____ Available records

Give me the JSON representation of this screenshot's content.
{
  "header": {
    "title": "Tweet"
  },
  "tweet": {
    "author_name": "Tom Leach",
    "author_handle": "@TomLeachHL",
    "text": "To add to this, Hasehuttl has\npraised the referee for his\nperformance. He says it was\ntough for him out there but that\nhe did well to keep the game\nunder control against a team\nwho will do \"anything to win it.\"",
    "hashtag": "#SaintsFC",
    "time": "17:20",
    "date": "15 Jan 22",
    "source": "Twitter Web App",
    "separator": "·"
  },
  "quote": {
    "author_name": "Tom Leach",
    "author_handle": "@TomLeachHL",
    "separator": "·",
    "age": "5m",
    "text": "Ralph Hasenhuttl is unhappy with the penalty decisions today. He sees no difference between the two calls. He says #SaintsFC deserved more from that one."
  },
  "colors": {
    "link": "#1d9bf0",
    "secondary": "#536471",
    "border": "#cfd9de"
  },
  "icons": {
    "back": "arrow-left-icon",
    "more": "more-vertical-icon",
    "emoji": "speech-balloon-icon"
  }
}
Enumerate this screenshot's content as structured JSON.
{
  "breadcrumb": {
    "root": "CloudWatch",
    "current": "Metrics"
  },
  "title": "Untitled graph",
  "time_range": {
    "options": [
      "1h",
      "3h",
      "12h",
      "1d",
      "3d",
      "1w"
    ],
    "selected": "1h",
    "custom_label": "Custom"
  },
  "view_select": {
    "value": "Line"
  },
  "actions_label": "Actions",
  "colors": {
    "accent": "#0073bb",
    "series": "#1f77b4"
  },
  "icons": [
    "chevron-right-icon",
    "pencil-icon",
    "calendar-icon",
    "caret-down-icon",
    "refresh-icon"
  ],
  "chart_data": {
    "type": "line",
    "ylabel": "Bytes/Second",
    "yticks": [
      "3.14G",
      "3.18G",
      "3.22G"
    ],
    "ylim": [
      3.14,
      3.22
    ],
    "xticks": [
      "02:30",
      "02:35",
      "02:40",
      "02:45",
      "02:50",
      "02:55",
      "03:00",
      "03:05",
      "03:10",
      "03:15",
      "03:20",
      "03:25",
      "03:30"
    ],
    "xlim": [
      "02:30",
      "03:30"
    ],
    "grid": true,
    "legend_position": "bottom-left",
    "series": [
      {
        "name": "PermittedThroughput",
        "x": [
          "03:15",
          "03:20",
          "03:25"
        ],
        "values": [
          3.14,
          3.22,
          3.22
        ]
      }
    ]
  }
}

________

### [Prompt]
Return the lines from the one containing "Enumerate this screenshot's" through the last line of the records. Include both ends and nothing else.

### [Response area]
Enumerate this screenshot's content as structured JSON.
{
  "breadcrumb": {
    "root": "CloudWatch",
    "current": "Metrics"
  },
  "title": "Untitled graph",
  "time_range": {
    "options": [
      "1h",
      "3h",
      "12h",
      "1d",
      "3d",
      "1w"
    ],
    "selected": "1h",
    "custom_label": "Custom"
  },
  "view_select": {
    "value": "Line"
  },
  "actions_label": "Actions",
  "colors": {
    "accent": "#0073bb",
    "series": "#1f77b4"
  },
  "icons": [
    "chevron-right-icon",
    "pencil-icon",
    "calendar-icon",
    "caret-down-icon",
    "refresh-icon"
  ],
  "chart_data": {
    "type": "line",
    "ylabel": "Bytes/Second",
    "yticks": [
      "3.14G",
      "3.18G",
      "3.22G"
    ],
    "ylim": [
      3.14,
      3.22
    ],
    "xticks": [
      "02:30",
      "02:35",
      "02:40",
      "02:45",
      "02:50",
      "02:55",
      "03:00",
      "03:05",
      "03:10",
      "03:15",
      "03:20",
      "03:25",
      "03:30"
    ],
    "xlim": [
      "02:30",
      "03:30"
    ],
    "grid": true,
    "legend_position": "bottom-left",
    "series": [
      {
        "name": "PermittedThroughput",
        "x": [
          "03:15",
          "03:20",
          "03:25"
        ],
        "values": [
          3.14,
          3.22,
          3.22
        ]
      }
    ]
  }
}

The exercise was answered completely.